Bulletin: New Orleans — the university, not the city — has NOT joined the Big 12 Conference for baseball.
Contrary to perception, the Privateers are only playing an abbreviated Big 12 schedule.
When New Orleans visited Norman last weekend, the Privateers took on their third Big 12 club this season, serving in their unofficial role as the equivalent of an Oscars seat filler, plugging holes in the conference's uneven schedule.
There are others, too, with Big 12 teams scrambling to fill at least one, and sometimes two full weekends during what should be premium dates for showdowns in the race for the league title.
Instead, Big 12 clubs find themselves in an annual search for filler material, with only nine league schools fielding baseball teams since the first round of conference realignment shook things up.
And, yes, it's a problem, beyond the unavailability of respectable opponents, since the other power conferences are immersed in league play this time of year. It's troubling as another factor in the Big 12's bad RPI puzzle, which threatens to result in a record low NCAA Tournament invites.
Kansas played at BYU and will go to Utah the final weekend of the regular season.
Kansas State used Bethune-Cookman and Iowa as schedule filler.
Oklahoma State heads to Omaha this weekend for the TD Ameritrade Classic, with games against Rutgers, Creighton and Nebraska on tap.
TCU played San Francisco and will visit Southern Cal.
Texas went to Minnesota. Texas Tech took a weekend off, unless you count a single game against Lubbock Christian.
Baylor and West Virginia both played New Orleans, and the Mountaineers have Liberty coming up.
What do those teams have in common? Most are baseball no-names, offering wins perhaps, but also an RPI hit.
The Privateers, for instance, are 6-38 overall, including an 0-9 mark against the Big 12.
These are games that nobody wants to play.
Or needs to play.
Or buy tickets to see.
Yet, with nine teams, what's the Big 12 to do?
Sooners coach Sunny Golloway has an idea. And clearly, the league needs ideas, not to mention a willingness to adjust.

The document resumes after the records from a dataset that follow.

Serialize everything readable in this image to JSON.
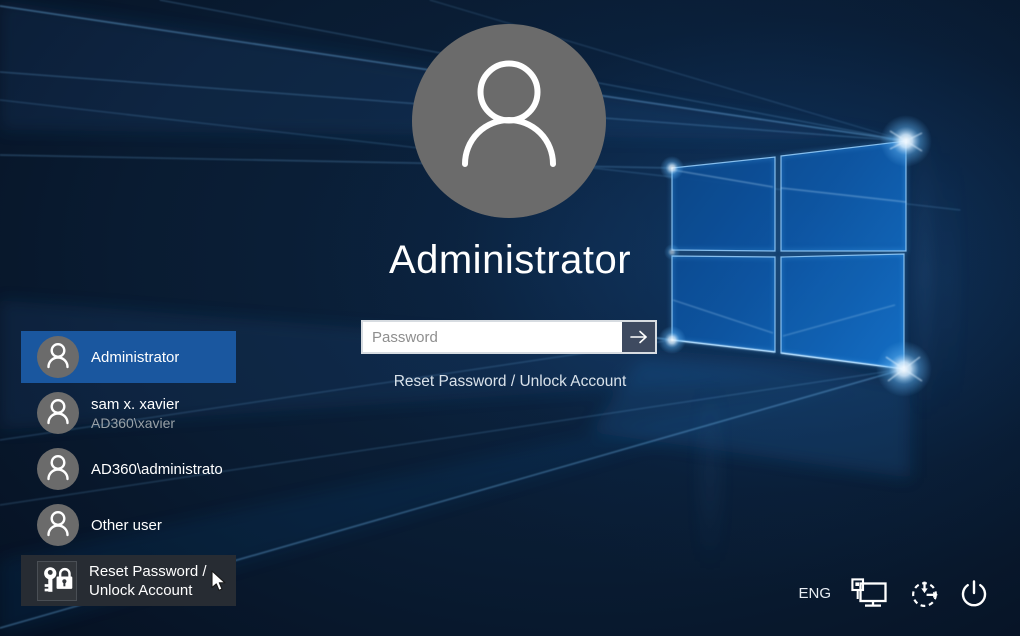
{
  "session": {
    "user_display_name": "Administrator",
    "password_placeholder": "Password",
    "reset_link_label": "Reset Password / Unlock Account"
  },
  "user_list": {
    "items": [
      {
        "label": "Administrator",
        "state": "selected"
      },
      {
        "label": "sam x. xavier",
        "sublabel": "AD360\\xavier"
      },
      {
        "label": "AD360\\administrato"
      },
      {
        "label": "Other user"
      },
      {
        "label_line1": "Reset Password /",
        "label_line2": "Unlock Account",
        "icon": "key-lock-icon",
        "state": "hover"
      }
    ]
  },
  "status_bar": {
    "language_label": "ENG",
    "icons": [
      "network-icon",
      "ease-of-access-icon",
      "power-icon"
    ]
  },
  "colors": {
    "selected_row_bg": "#1a579f",
    "hover_row_bg": "#272c33",
    "avatar_gray": "#6b6b6b",
    "submit_button_bg": "#3e4a60",
    "background_base": "#081a30"
  }
}
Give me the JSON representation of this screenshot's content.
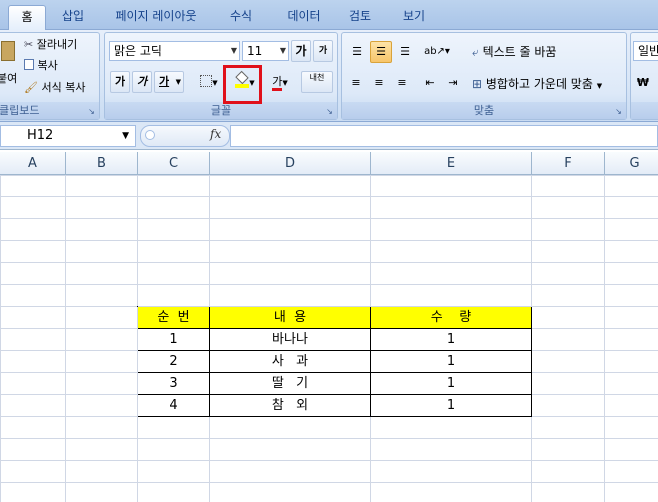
{
  "tabs": [
    "홈",
    "삽입",
    "페이지 레이아웃",
    "수식",
    "데이터",
    "검토",
    "보기"
  ],
  "clipboard": {
    "paste_label": "붙여넣기",
    "cut_label": "잘라내기",
    "copy_label": "복사",
    "format_painter_label": "서식 복사",
    "group_label": "클립보드"
  },
  "font": {
    "font_name": "맑은 고딕",
    "font_size": "11",
    "grow_label": "가",
    "shrink_label": "가",
    "bold_label": "가",
    "italic_label": "가",
    "underline_label": "가",
    "font_color_label": "가",
    "phonetic_label": "내천",
    "group_label": "글꼴"
  },
  "alignment": {
    "wrap_text_label": "텍스트 줄 바꿈",
    "merge_center_label": "병합하고 가운데 맞춤",
    "group_label": "맞춤"
  },
  "number": {
    "format_label": "일반",
    "currency_label": "₩"
  },
  "formula_bar": {
    "name_box": "H12",
    "fx_label": "fx",
    "content": ""
  },
  "columns": [
    "A",
    "B",
    "C",
    "D",
    "E",
    "F",
    "G"
  ],
  "table": {
    "headers": [
      "순  번",
      "내  용",
      "수    량"
    ],
    "rows": [
      [
        "1",
        "바나나",
        "1"
      ],
      [
        "2",
        "사   과",
        "1"
      ],
      [
        "3",
        "딸   기",
        "1"
      ],
      [
        "4",
        "참   외",
        "1"
      ]
    ]
  },
  "colors": {
    "header_fill": "#ffff00",
    "highlight_box": "#e0101a",
    "font_color_underline": "#e0101a"
  }
}
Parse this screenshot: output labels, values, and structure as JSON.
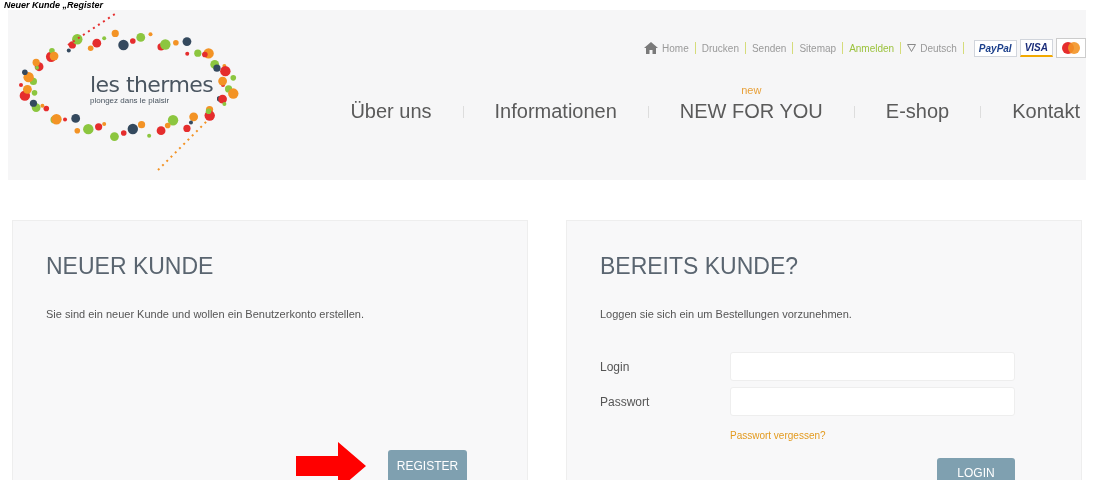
{
  "caption": "Neuer Kunde „Register",
  "logo": {
    "name": "les thermes",
    "tagline": "plongez dans le plaisir"
  },
  "top_links": [
    {
      "label": "Home",
      "kind": "home",
      "selected": false
    },
    {
      "label": "Drucken",
      "kind": "plain",
      "selected": false
    },
    {
      "label": "Senden",
      "kind": "plain",
      "selected": false
    },
    {
      "label": "Sitemap",
      "kind": "plain",
      "selected": false
    },
    {
      "label": "Anmelden",
      "kind": "plain",
      "selected": true
    },
    {
      "label": "Deutsch",
      "kind": "language",
      "selected": false
    }
  ],
  "payment_badges": [
    {
      "label": "PayPal",
      "kind": "paypal"
    },
    {
      "label": "VISA",
      "kind": "visa"
    },
    {
      "kind": "mastercard"
    }
  ],
  "main_nav": [
    {
      "label": "Über uns"
    },
    {
      "label": "Informationen"
    },
    {
      "label": "NEW FOR YOU",
      "badge": "new"
    },
    {
      "label": "E-shop"
    },
    {
      "label": "Kontakt"
    }
  ],
  "new_customer": {
    "title": "NEUER KUNDE",
    "text": "Sie sind ein neuer Kunde und wollen ein Benutzerkonto erstellen.",
    "button": "REGISTER"
  },
  "existing_customer": {
    "title": "BEREITS KUNDE?",
    "text": "Loggen sie sich ein um Bestellungen vorzunehmen.",
    "fields": [
      {
        "label": "Login"
      },
      {
        "label": "Passwort"
      }
    ],
    "forgot_link": "Passwort vergessen?",
    "button": "LOGIN"
  }
}
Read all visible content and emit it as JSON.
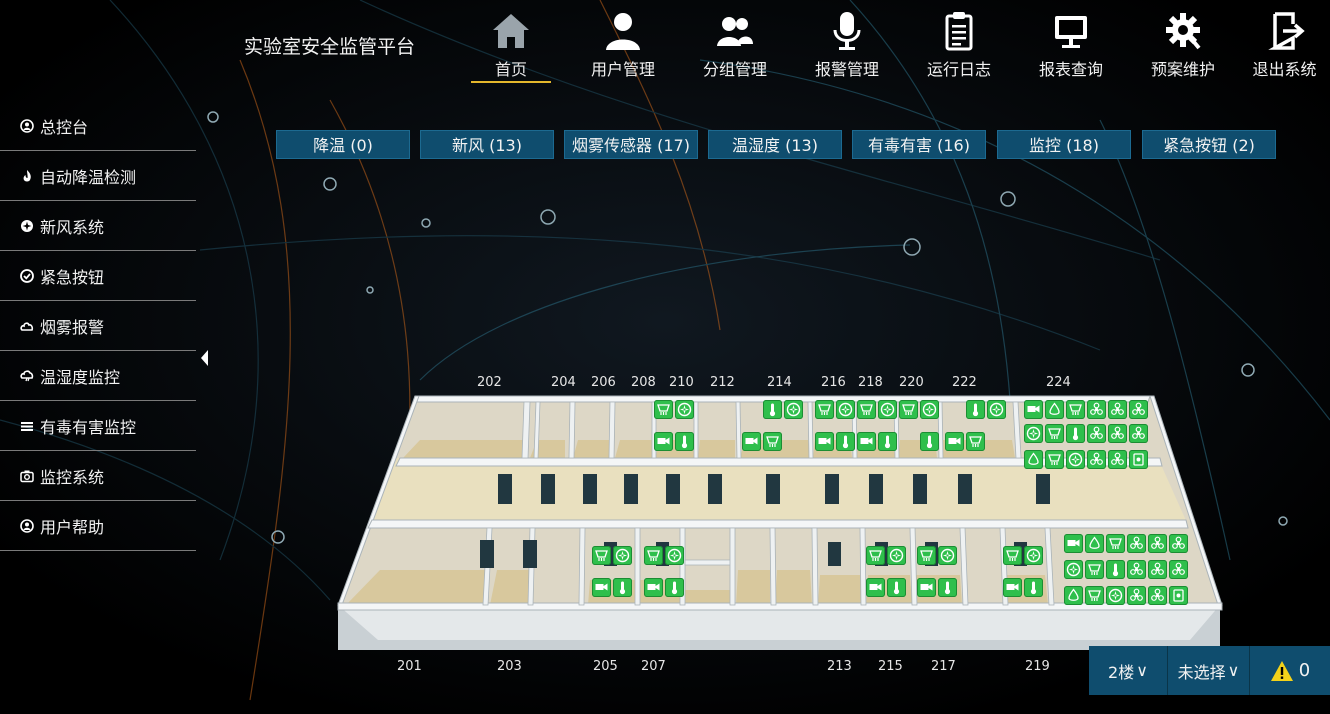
{
  "app": {
    "title": "实验室安全监管平台"
  },
  "nav": [
    {
      "label": "首页",
      "icon": "home-icon",
      "active": true
    },
    {
      "label": "用户管理",
      "icon": "user-icon"
    },
    {
      "label": "分组管理",
      "icon": "group-icon"
    },
    {
      "label": "报警管理",
      "icon": "microphone-icon"
    },
    {
      "label": "运行日志",
      "icon": "clipboard-icon"
    },
    {
      "label": "报表查询",
      "icon": "monitor-icon"
    },
    {
      "label": "预案维护",
      "icon": "gear-icon"
    },
    {
      "label": "退出系统",
      "icon": "exit-icon"
    }
  ],
  "sidebar": [
    {
      "label": "总控台",
      "icon": "dashboard-icon"
    },
    {
      "label": "自动降温检测",
      "icon": "flame-icon"
    },
    {
      "label": "新风系统",
      "icon": "fan-icon"
    },
    {
      "label": "紧急按钮",
      "icon": "check-circle-icon"
    },
    {
      "label": "烟雾报警",
      "icon": "smoke-icon"
    },
    {
      "label": "温湿度监控",
      "icon": "humidity-icon"
    },
    {
      "label": "有毒有害监控",
      "icon": "hazard-lines-icon"
    },
    {
      "label": "监控系统",
      "icon": "camera-icon"
    },
    {
      "label": "用户帮助",
      "icon": "help-icon"
    }
  ],
  "categories": [
    {
      "label": "降温 (0)"
    },
    {
      "label": "新风 (13)"
    },
    {
      "label": "烟雾传感器 (17)"
    },
    {
      "label": "温湿度 (13)"
    },
    {
      "label": "有毒有害 (16)"
    },
    {
      "label": "监控 (18)"
    },
    {
      "label": "紧急按钮 (2)"
    }
  ],
  "rooms_top": [
    "202",
    "204",
    "206",
    "208",
    "210",
    "212",
    "214",
    "216",
    "218",
    "220",
    "222",
    "224"
  ],
  "rooms_bottom": [
    "201",
    "203",
    "205",
    "207",
    "213",
    "215",
    "217",
    "219"
  ],
  "controls": {
    "floor": "2楼",
    "floor_arrow": "∨",
    "selection": "未选择",
    "selection_arrow": "∨",
    "alert_count": "0"
  },
  "colors": {
    "accent": "#e4b72c",
    "button": "#0f4d6e",
    "device": "#2fbf4c"
  }
}
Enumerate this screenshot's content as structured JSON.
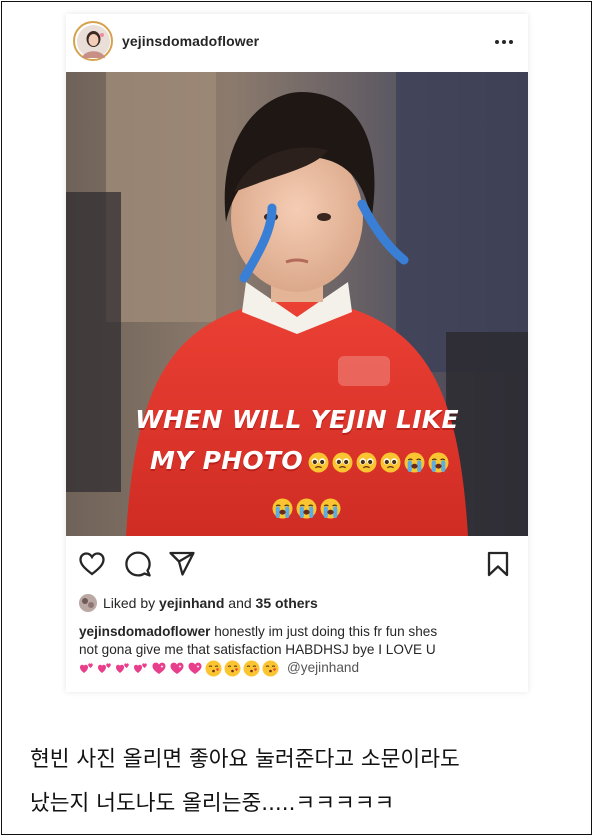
{
  "post": {
    "username": "yejinsdomadoflower",
    "more_icon": "more-horizontal-icon",
    "photo_caption": {
      "line1": "WHEN WILL YEJIN LIKE",
      "line2": "MY PHOTO"
    },
    "likes": {
      "prefix": "Liked by",
      "liker": "yejinhand",
      "joiner": "and",
      "others": "35 others"
    },
    "caption": {
      "author": "yejinsdomadoflower",
      "text_line1": "honestly im just doing this fr fun shes",
      "text_line2": "not gona give me that satisfaction HABDHSJ bye I LOVE U",
      "mention": "@yejinhand"
    },
    "action_icons": [
      "heart-icon",
      "comment-icon",
      "share-icon",
      "bookmark-icon"
    ]
  },
  "comment": {
    "line1": "현빈 사진 올리면 좋아요 눌러준다고 소문이라도",
    "line2": "났는지 너도나도 올리는중.....ㅋㅋㅋㅋㅋ"
  },
  "colors": {
    "sweater_red": "#e0362c",
    "tear_blue": "#3a7fd6",
    "avatar_ring": "#d7a24f",
    "heart_pink": "#e83e8c"
  }
}
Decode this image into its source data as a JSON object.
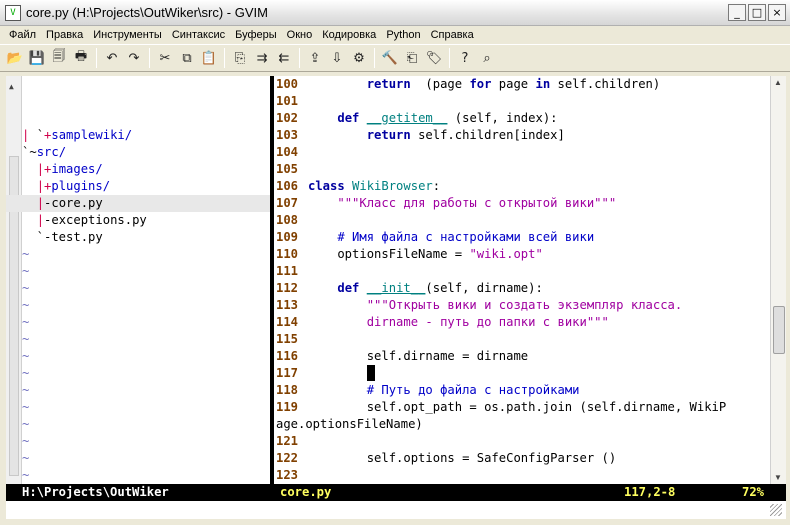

Golloway's plan: three divisions — North (Kansas, Kansas State, West Virginia), Central (OU, OSU, TCU) and South (Texas, Baylor, Texas Tech). The three teams in each division play home-and-home series against each other, resulting in four weekend series; plus one series against the other six teams.
Before that, Golloway suggests the three nonconference weekends filled with an opening winnable series, a tournament, and a challenging series. Such a lead-up lends to building a solid early résumé.
“Now you're ready to enter league play with a really good RPI,” Golloway said. “When everyone enters the league with a good RPI, then we take care of each other the rest of the way. We ride each other out.
“Then we have six or seven teams every year with NCAA Tournament credentials. This year, we're going to be lucky to have three tournaments in the NCAA Tournament. We're going to be lucky. And deservedly so, because honestly, shame on us.”
Golloway has shared his plan with the rest of the league coaches, getting resistance from only Baylor's Steve Smith, who Golloway said was concerned that there would be no true conference champion.
And Smith has a point, except it's a minor one.
The ultimate goal is to get to the postseason. Big 12 titles are nice. Postseason appearances are what defines a program.
Next year's schedule is in place, meaning any move to Golloway's plan will have to wait until 2015, at the earliest.
The Big 12 must hope that's not too late.
“We could be set so far back that there is no recovering the image of our Big 12 Conference in baseball,” Golloway said.